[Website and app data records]

########

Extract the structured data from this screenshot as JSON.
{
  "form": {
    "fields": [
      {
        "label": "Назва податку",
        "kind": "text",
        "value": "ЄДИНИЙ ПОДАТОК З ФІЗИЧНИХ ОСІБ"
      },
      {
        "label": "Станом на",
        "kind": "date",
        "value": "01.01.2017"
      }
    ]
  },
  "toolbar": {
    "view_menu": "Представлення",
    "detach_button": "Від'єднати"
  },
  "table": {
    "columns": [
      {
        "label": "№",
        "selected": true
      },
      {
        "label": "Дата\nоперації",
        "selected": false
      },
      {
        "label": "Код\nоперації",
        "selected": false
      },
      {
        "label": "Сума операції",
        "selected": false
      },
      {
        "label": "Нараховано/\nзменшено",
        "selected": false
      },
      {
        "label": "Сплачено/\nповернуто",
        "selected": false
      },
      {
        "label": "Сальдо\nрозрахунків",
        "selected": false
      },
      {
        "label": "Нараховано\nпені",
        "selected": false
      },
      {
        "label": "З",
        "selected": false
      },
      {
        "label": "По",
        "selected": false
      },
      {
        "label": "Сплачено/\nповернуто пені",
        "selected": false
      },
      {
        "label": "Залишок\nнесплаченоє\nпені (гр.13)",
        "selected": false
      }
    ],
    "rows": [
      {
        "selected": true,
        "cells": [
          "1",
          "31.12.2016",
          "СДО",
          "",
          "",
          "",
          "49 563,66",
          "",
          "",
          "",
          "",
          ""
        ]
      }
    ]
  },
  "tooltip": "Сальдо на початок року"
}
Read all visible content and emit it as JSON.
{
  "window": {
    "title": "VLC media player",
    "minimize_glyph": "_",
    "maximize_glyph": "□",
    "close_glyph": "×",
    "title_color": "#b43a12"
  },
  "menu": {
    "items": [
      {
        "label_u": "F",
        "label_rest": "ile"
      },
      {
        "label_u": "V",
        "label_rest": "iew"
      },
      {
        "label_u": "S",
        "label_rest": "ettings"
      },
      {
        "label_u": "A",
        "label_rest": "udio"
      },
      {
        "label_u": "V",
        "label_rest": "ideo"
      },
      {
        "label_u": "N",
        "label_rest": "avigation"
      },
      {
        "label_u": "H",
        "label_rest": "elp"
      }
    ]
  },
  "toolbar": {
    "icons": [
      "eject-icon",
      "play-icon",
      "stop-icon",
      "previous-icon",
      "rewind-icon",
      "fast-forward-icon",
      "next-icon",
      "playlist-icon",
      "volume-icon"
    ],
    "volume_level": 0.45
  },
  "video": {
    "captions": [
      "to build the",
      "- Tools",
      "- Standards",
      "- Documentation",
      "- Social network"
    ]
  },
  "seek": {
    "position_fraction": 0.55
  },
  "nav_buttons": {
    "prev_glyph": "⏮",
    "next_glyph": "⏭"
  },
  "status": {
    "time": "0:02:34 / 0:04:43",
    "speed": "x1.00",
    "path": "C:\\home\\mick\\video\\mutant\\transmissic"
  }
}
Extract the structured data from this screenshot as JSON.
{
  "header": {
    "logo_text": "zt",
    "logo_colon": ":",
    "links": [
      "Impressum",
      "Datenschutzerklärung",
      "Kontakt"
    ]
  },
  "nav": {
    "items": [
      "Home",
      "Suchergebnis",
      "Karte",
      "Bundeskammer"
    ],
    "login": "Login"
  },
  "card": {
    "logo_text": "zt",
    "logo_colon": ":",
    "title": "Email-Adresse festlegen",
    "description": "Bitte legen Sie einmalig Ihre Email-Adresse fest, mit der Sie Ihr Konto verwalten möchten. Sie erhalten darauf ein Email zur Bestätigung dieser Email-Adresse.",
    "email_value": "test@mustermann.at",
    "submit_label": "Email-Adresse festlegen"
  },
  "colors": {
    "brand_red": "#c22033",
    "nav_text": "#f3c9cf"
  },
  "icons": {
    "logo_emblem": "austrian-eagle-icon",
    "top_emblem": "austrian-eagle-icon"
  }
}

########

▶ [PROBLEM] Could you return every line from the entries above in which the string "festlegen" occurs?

▶ [ANSWER TO THIS PROBLEM]
    "title": "Email-Adresse festlegen",
    "submit_label": "Email-Adresse festlegen"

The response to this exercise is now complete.